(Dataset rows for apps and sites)
■ ■ ■ ■ ■ ■ ■

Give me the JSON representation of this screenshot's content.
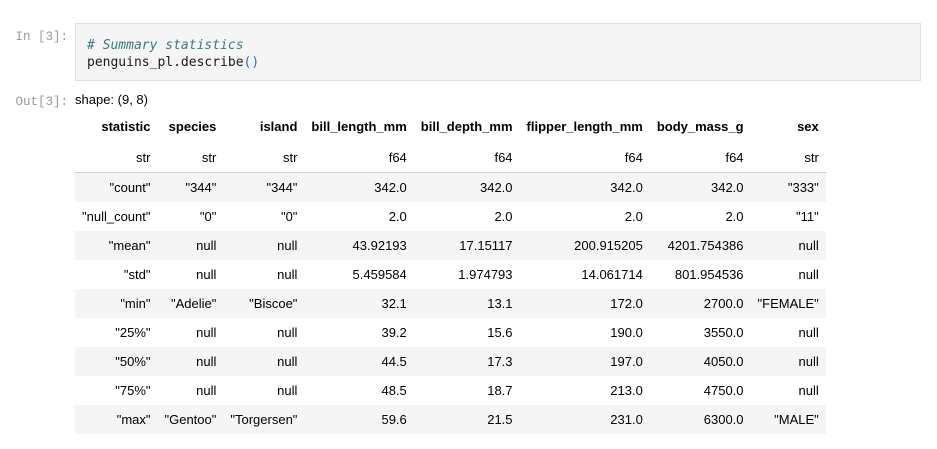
{
  "cell": {
    "in_prompt": "In [3]:",
    "out_prompt": "Out[3]:",
    "code_comment": "# Summary statistics",
    "code_call": "penguins_pl.describe",
    "code_parens": "()"
  },
  "output": {
    "shape": "shape: (9, 8)",
    "columns": [
      "statistic",
      "species",
      "island",
      "bill_length_mm",
      "bill_depth_mm",
      "flipper_length_mm",
      "body_mass_g",
      "sex"
    ],
    "dtypes": [
      "str",
      "str",
      "str",
      "f64",
      "f64",
      "f64",
      "f64",
      "str"
    ],
    "rows": [
      [
        "\"count\"",
        "\"344\"",
        "\"344\"",
        "342.0",
        "342.0",
        "342.0",
        "342.0",
        "\"333\""
      ],
      [
        "\"null_count\"",
        "\"0\"",
        "\"0\"",
        "2.0",
        "2.0",
        "2.0",
        "2.0",
        "\"11\""
      ],
      [
        "\"mean\"",
        "null",
        "null",
        "43.92193",
        "17.15117",
        "200.915205",
        "4201.754386",
        "null"
      ],
      [
        "\"std\"",
        "null",
        "null",
        "5.459584",
        "1.974793",
        "14.061714",
        "801.954536",
        "null"
      ],
      [
        "\"min\"",
        "\"Adelie\"",
        "\"Biscoe\"",
        "32.1",
        "13.1",
        "172.0",
        "2700.0",
        "\"FEMALE\""
      ],
      [
        "\"25%\"",
        "null",
        "null",
        "39.2",
        "15.6",
        "190.0",
        "3550.0",
        "null"
      ],
      [
        "\"50%\"",
        "null",
        "null",
        "44.5",
        "17.3",
        "197.0",
        "4050.0",
        "null"
      ],
      [
        "\"75%\"",
        "null",
        "null",
        "48.5",
        "18.7",
        "213.0",
        "4750.0",
        "null"
      ],
      [
        "\"max\"",
        "\"Gentoo\"",
        "\"Torgersen\"",
        "59.6",
        "21.5",
        "231.0",
        "6300.0",
        "\"MALE\""
      ]
    ]
  }
}
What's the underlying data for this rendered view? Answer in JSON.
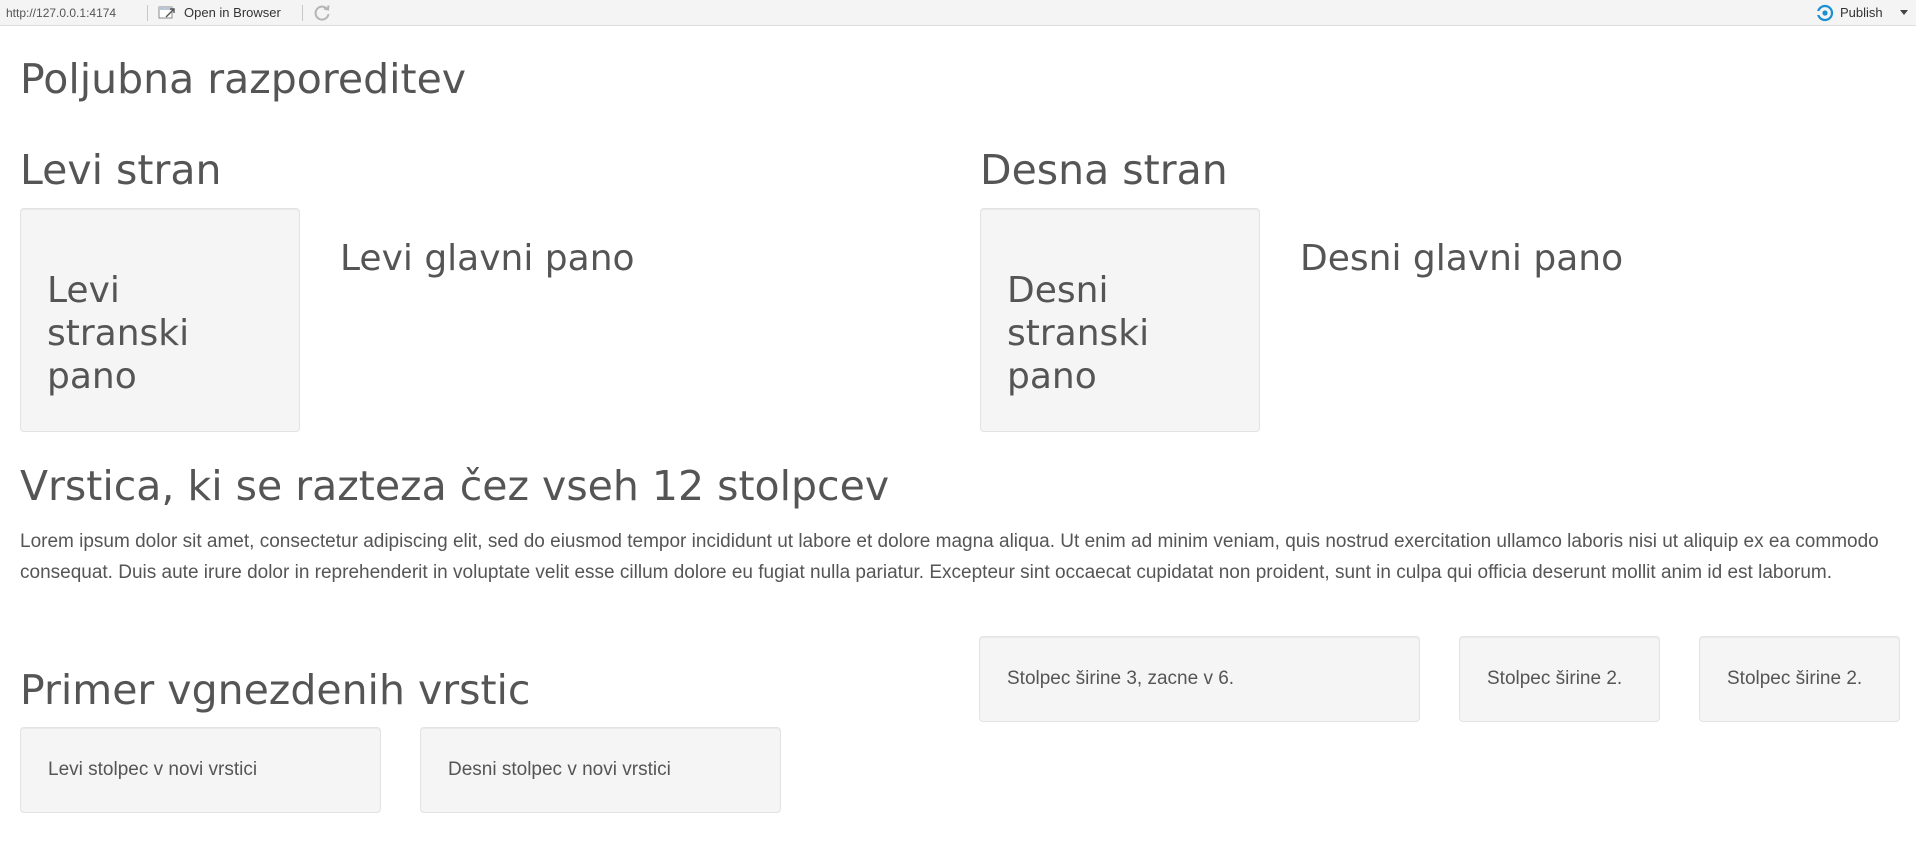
{
  "toolbar": {
    "url": "http://127.0.0.1:4174",
    "open_label": "Open in Browser",
    "publish_label": "Publish",
    "icons": [
      "open-in-browser-icon",
      "refresh-icon",
      "publish-icon",
      "chevron-down-icon"
    ],
    "publish_color": "#1a8fd1"
  },
  "page": {
    "title": "Poljubna razporeditev"
  },
  "left": {
    "heading": "Levi stran",
    "sidebar_label": "Levi stranski pano",
    "main_label": "Levi glavni pano"
  },
  "right": {
    "heading": "Desna stran",
    "sidebar_label": "Desni stranski pano",
    "main_label": "Desni glavni pano"
  },
  "full_row": {
    "heading": "Vrstica, ki se razteza čez vseh 12 stolpcev",
    "text": "Lorem ipsum dolor sit amet, consectetur adipiscing elit, sed do eiusmod tempor incididunt ut labore et dolore magna aliqua. Ut enim ad minim veniam, quis nostrud exercitation ullamco laboris nisi ut aliquip ex ea commodo consequat. Duis aute irure dolor in reprehenderit in voluptate velit esse cillum dolore eu fugiat nulla pariatur. Excepteur sint occaecat cupidatat non proident, sunt in culpa qui officia deserunt mollit anim id est laborum."
  },
  "nested": {
    "heading": "Primer vgnezdenih vrstic",
    "left_col": "Levi stolpec v novi vrstici",
    "right_col": "Desni stolpec v novi vrstici"
  },
  "offset_cols": {
    "col_a": "Stolpec širine 3, zacne v 6.",
    "col_b": "Stolpec širine 2.",
    "col_c": "Stolpec širine 2."
  }
}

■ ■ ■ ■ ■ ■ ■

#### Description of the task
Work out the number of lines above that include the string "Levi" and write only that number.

#### Expected answer
4